> [Records from a data collection]
Start of Block
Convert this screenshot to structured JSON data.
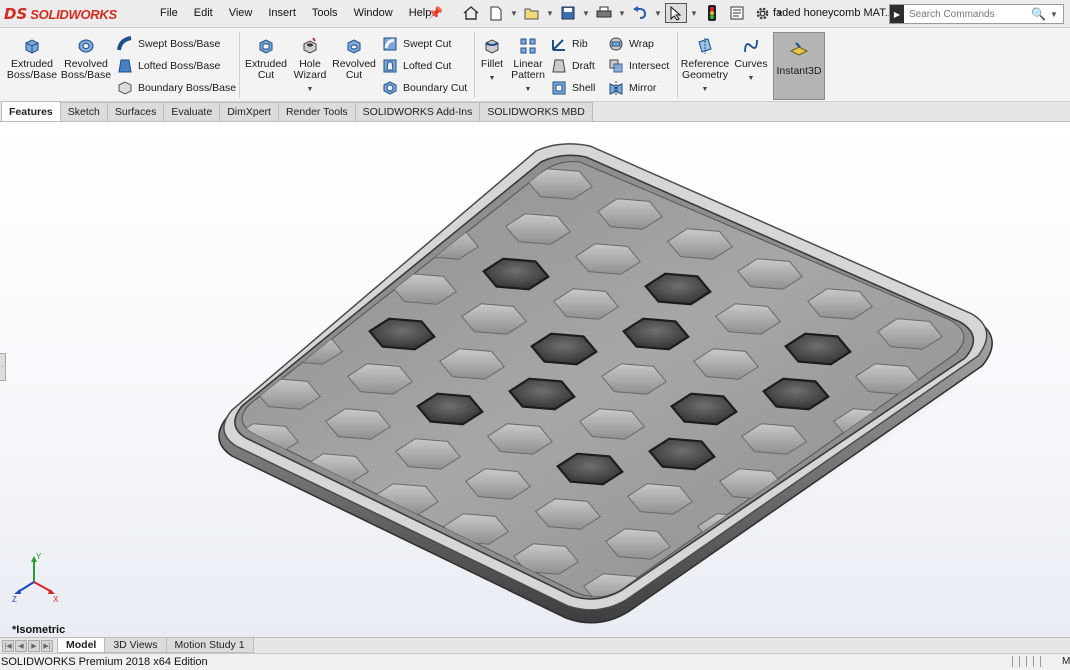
{
  "app": {
    "brand_mark": "DS",
    "brand_name": "SOLIDWORKS",
    "brand_color": "#d52b1e",
    "document_title": "faded honeycomb MAT..."
  },
  "menu": [
    "File",
    "Edit",
    "View",
    "Insert",
    "Tools",
    "Window",
    "Help"
  ],
  "search": {
    "placeholder": "Search Commands"
  },
  "ribbon": {
    "extruded_boss": "Extruded Boss/Base",
    "revolved_boss": "Revolved Boss/Base",
    "swept_boss": "Swept Boss/Base",
    "lofted_boss": "Lofted Boss/Base",
    "boundary_boss": "Boundary Boss/Base",
    "extruded_cut": "Extruded Cut",
    "hole_wizard": "Hole Wizard",
    "revolved_cut": "Revolved Cut",
    "swept_cut": "Swept Cut",
    "lofted_cut": "Lofted Cut",
    "boundary_cut": "Boundary Cut",
    "fillet": "Fillet",
    "linear_pattern": "Linear Pattern",
    "rib": "Rib",
    "draft": "Draft",
    "shell": "Shell",
    "wrap": "Wrap",
    "intersect": "Intersect",
    "mirror": "Mirror",
    "reference_geometry": "Reference Geometry",
    "curves": "Curves",
    "instant3d": "Instant3D"
  },
  "tabs": [
    "Features",
    "Sketch",
    "Surfaces",
    "Evaluate",
    "DimXpert",
    "Render Tools",
    "SOLIDWORKS Add-Ins",
    "SOLIDWORKS MBD"
  ],
  "active_tab": "Features",
  "viewport": {
    "view_name": "*Isometric"
  },
  "bottom_tabs": [
    "Model",
    "3D Views",
    "Motion Study 1"
  ],
  "status": {
    "left": "SOLIDWORKS Premium 2018 x64 Edition",
    "right": "M"
  }
}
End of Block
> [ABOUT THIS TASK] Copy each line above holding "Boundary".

> [TASK RESULT]
    "boundary_boss": "Boundary Boss/Base",
    "boundary_cut": "Boundary Cut",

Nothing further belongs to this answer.